WASHINGTON (Reuters) - Toyota Motor Corp <7203.T> believed it had saved over $100 million by convincing U.S. regulators to end a 2007 investigation of sudden acceleration complaints with a relatively cheap floormat recall, according to an internal company document.
The document, which appears to be a briefing for Toyota's North American chief Yoshi Inaba prepared by the automaker's Washington staff in July 2009, cites sudden acceleration as a "key" safety issue and warns that U.S. regulators were taking a tougher line on forced recalls.
The document, which is marked confidential, was provided to the U.S. House Committee on Oversight and Government Reform in advance of an appearance by Toyoda President Akio Toyoda before the panel on Wednesday.

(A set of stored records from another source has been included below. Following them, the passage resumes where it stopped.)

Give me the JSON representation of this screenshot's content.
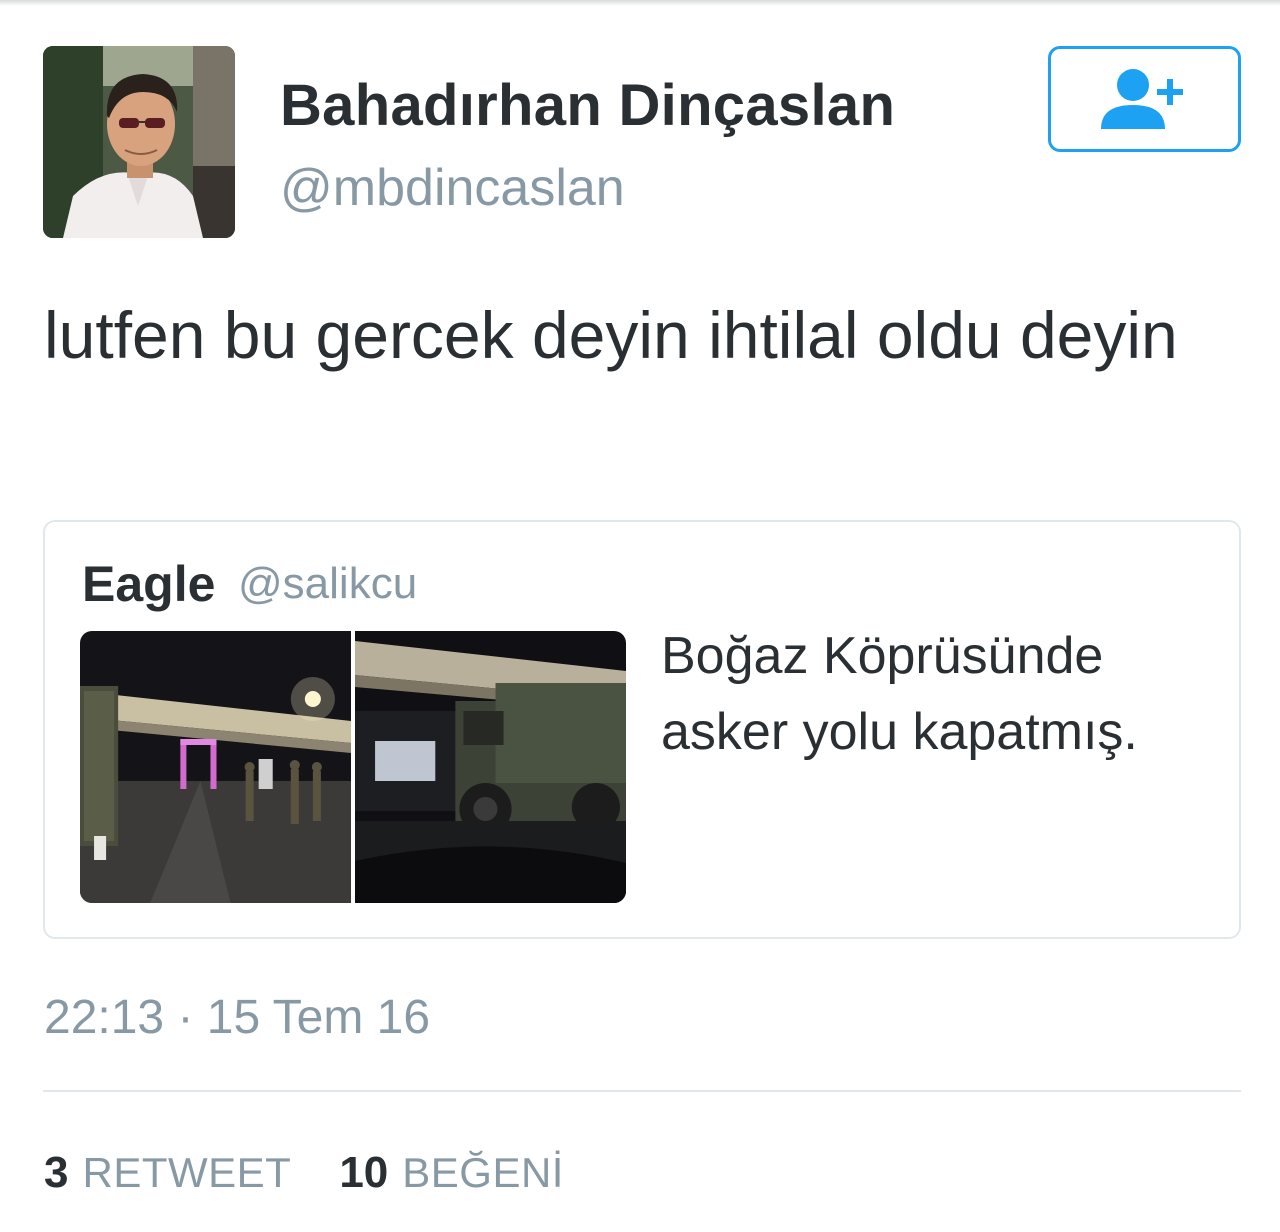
{
  "user": {
    "display_name": "Bahadırhan Dinçaslan",
    "handle": "@mbdincaslan",
    "avatar": "profile-photo"
  },
  "follow_button": {
    "icon": "add-user-icon",
    "color": "#1da1f2"
  },
  "tweet": {
    "text": "lutfen bu gercek deyin ihtilal oldu deyin",
    "timestamp": "22:13 · 15 Tem 16"
  },
  "quoted_tweet": {
    "name": "Eagle",
    "handle": "@salikcu",
    "text": "Boğaz Köprüsünde asker yolu kapatmış.",
    "photos": [
      "bridge-soldiers-photo",
      "military-truck-photo"
    ]
  },
  "stats": {
    "retweets": {
      "count": "3",
      "label": "RETWEET"
    },
    "likes": {
      "count": "10",
      "label": "BEĞENİ"
    }
  },
  "colors": {
    "text_primary": "#292f33",
    "text_secondary": "#8899a6",
    "border": "#e1e8ed",
    "accent": "#1da1f2"
  }
}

A Toyota representative was not immediately available to comment. A copy of the presentation was obtained by Reuters.
The document seems certain to add to the high-stakes debate about whether Toyota missed or ignored red flags about a rising number of complaints about sudden acceleration in its vehicles and whether U.S. safety regulators were tough enough.
In recent months, Toyota has recalled over 8.5 million vehicles globally for problems that include sticky accelerators, accelerators that can be pinned down by loose floormats and a braking glitch on its Prius hybrid.

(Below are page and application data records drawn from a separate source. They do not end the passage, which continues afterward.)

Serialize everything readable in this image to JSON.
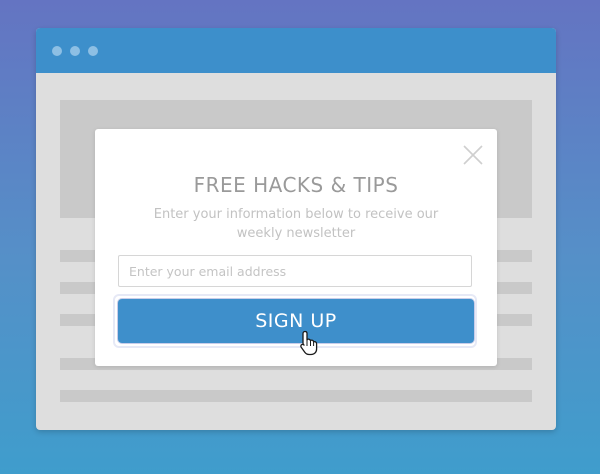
{
  "window": {
    "titlebar_dots": [
      "window-dot",
      "window-dot",
      "window-dot"
    ]
  },
  "modal": {
    "title": "FREE HACKS & TIPS",
    "subtitle": "Enter your information below to receive our weekly newsletter",
    "email_placeholder": "Enter your email address",
    "email_value": "",
    "signup_label": "SIGN UP",
    "close_icon": "close-icon",
    "cursor_icon": "hand-pointer-icon"
  },
  "colors": {
    "accent": "#3e8fcb",
    "background_top": "#6474c2",
    "background_bottom": "#3f9dcc",
    "placeholder_block": "#c9c9c9"
  }
}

Toyota has estimated those recalls will cost it $2 billion in the fiscal year ending March.
But before an August 2009 crash that killed an off-duty California Highway Patrol officer and three others, Toyota had limited its action on sudden acceleration complaints to a recall of 55,000 floormats on the Camry and Lexus ES350.
The July 2009 Toyota presentation depicts a Washington-based company operation that presented three cases where it had succeeded in limiting U.S. safety investigations as "wins."
Inaba, who had retired from Toyota in 2007, was called back from retirement and appointed to head up the automaker's North American operations in late June by Toyoda.
The presentation that carries his name was dated July 6, 2009, about two weeks after Inaba took the job at the direct urging of Toyoda.
The document cites "favorable recall outcomes" as one of the key achievements of Toyota's lobbying effort in Washington as well as "safety rulemaking favorable to Toyota."
Specifically, the document says that Toyota's Washington safety group, a team that included several former U.S. officials, helped negotiate changes or delays to four proposed vehicle safety rules covering standards for roof crush, electric shock, side impact and door locks.
By winning "added lead time and phase-in" for new side-impact crash standards, Toyota estimated that it had saved about $124 million, according to the document.
At the same time, Toyota's Washington safety group was credited with having "negotiated (an) 'equipment' recall on Camry/ES," a step credited with saving over $100 million with no finding of a defect by the National Highway Traffic Safety Administration.
(Reporting by Kevin Krolicki; Editing by Tim Dobbyn)